Proposed Changes to IRS Regulations Would Impose a Higher Tax Burden

October 20, 2016 | Jennifer Julander, Vice President, BCC Advisers

Jennifer Julander | Vice President, BCC Advisers |

On Aug. 2, 2016, the Department of Treasury released proposed regulations under Section 2704 of the Internal Revenue Code, which if enacted, are likely to mean a higher tax bill if you transfer shares of family-controlled entities. The new rules would make significant changes to the manner in which minority interests in family-controlled companies, family limited partnerships and limited liability companies are valued for estate, gift and generation-skipping transfer tax purposes. If allowed to go into effect as written, the rules would impose a 25 – 50 percent increase in the value of transferred interests, resulting in a significantly greater tax burden.

Based on the realities of the marketplace, the fair market value of a minority interest in a closely-held entity is not worth as much as that interest’s pro-rata share of the whole entity. This is because the subject interest does not enjoy prerogatives of control or marketability. The economic reality is that a hypothetical willing buyer will not pay as much for a non-controlling interest that is not readily marketable.  

Under current tax law, when transferring a non-controlling interest in any type of entity, valuation discounts for lack of control and lack of marketability are generally applicable when determining the value of the subject interest for gift and estate tax purposes. The proposed regulations, if enacted, will override economic realities as well as decades of prior tax court precedent, experience and academic research which supported the application of discounts for lack of control and lack of marketability when valuing a non-controlling interest in a closely-held entity.

The impacts to family owned businesses, including family farms, are potentially significant. At a minimum, the additional estate tax burden will reduce available cash flow for capital investments or employees. In the extreme case, some businesses may be forced to sell or liquidate the business rather than continue as a family-owned concern.

The final form of the regulations may change as a result of a call for public comment and a final hearing scheduled for December 2016. Numerous organizations have submitted their comments and are working with their legislators to prevent the implementation of this proposal. Nonetheless, the proposed regulations signal the IRS’ intention to pursue and eliminate valuation discounts and even if the proposed regulations do not go into effect in December, it is all but certain that the IRS will put forth other initiatives to eliminate discounts for lack of control or marketability.

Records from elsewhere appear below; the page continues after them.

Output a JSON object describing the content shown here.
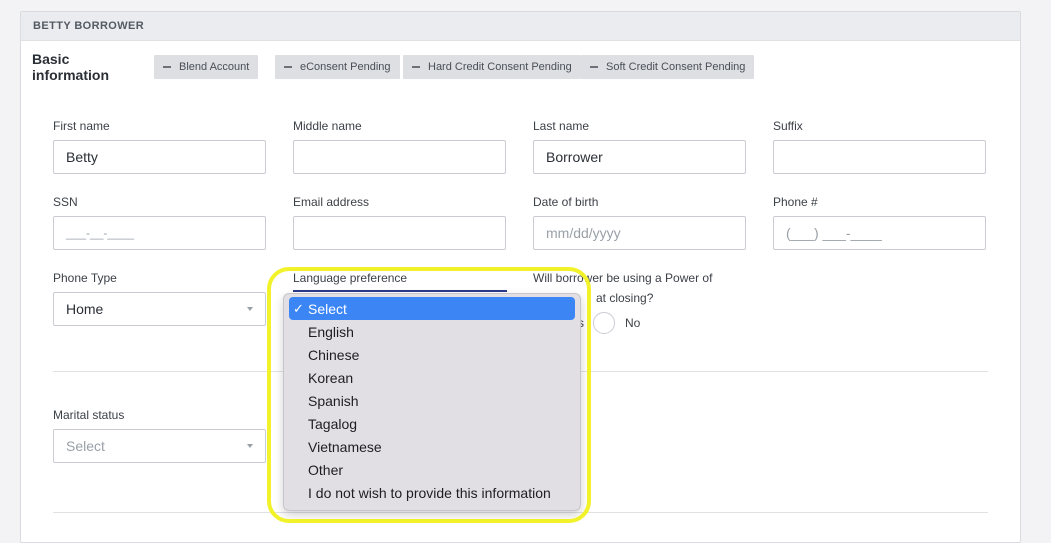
{
  "card": {
    "title": "BETTY BORROWER"
  },
  "section": {
    "title": "Basic information",
    "badges": [
      {
        "label": "Blend Account"
      },
      {
        "label": "eConsent Pending"
      },
      {
        "label": "Hard Credit Consent Pending"
      },
      {
        "label": "Soft Credit Consent Pending"
      }
    ]
  },
  "fields": {
    "first_name": {
      "label": "First name",
      "value": "Betty"
    },
    "middle_name": {
      "label": "Middle name",
      "value": ""
    },
    "last_name": {
      "label": "Last name",
      "value": "Borrower"
    },
    "suffix": {
      "label": "Suffix",
      "value": ""
    },
    "ssn": {
      "label": "SSN",
      "placeholder": "___-__-____"
    },
    "email": {
      "label": "Email address",
      "value": ""
    },
    "dob": {
      "label": "Date of birth",
      "placeholder": "mm/dd/yyyy"
    },
    "phone": {
      "label": "Phone #",
      "placeholder": "(___) ___-____"
    },
    "phone_type": {
      "label": "Phone Type",
      "value": "Home"
    },
    "language": {
      "label": "Language preference"
    },
    "poa": {
      "label_line1": "Will borrower be using a Power of",
      "label_line2": "at closing?",
      "yes_fragment": "s",
      "no_label": "No"
    },
    "marital_status": {
      "label": "Marital status",
      "placeholder": "Select"
    }
  },
  "language_dropdown": {
    "check": "✓",
    "options": [
      {
        "label": "Select",
        "selected": true
      },
      {
        "label": "English"
      },
      {
        "label": "Chinese"
      },
      {
        "label": "Korean"
      },
      {
        "label": "Spanish"
      },
      {
        "label": "Tagalog"
      },
      {
        "label": "Vietnamese"
      },
      {
        "label": "Other"
      },
      {
        "label": "I do not wish to provide this information"
      }
    ]
  },
  "colors": {
    "highlight": "#f2f22a",
    "selected_option": "#3b86f4",
    "accent_underline": "#2d3a8c"
  }
}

In the event the proposed regulations go into effect in the current form, the new rules will not apply to interests transferred as gifts (or in estate settlements) within 30 days after the publication of final regulations. This means it may very well be a great tax move to step up estate planning to include gifting, before detrimental tax treatment kicks in.

If you’d like to learn more or get the gifting process started, contact your financial advisor or tax professional.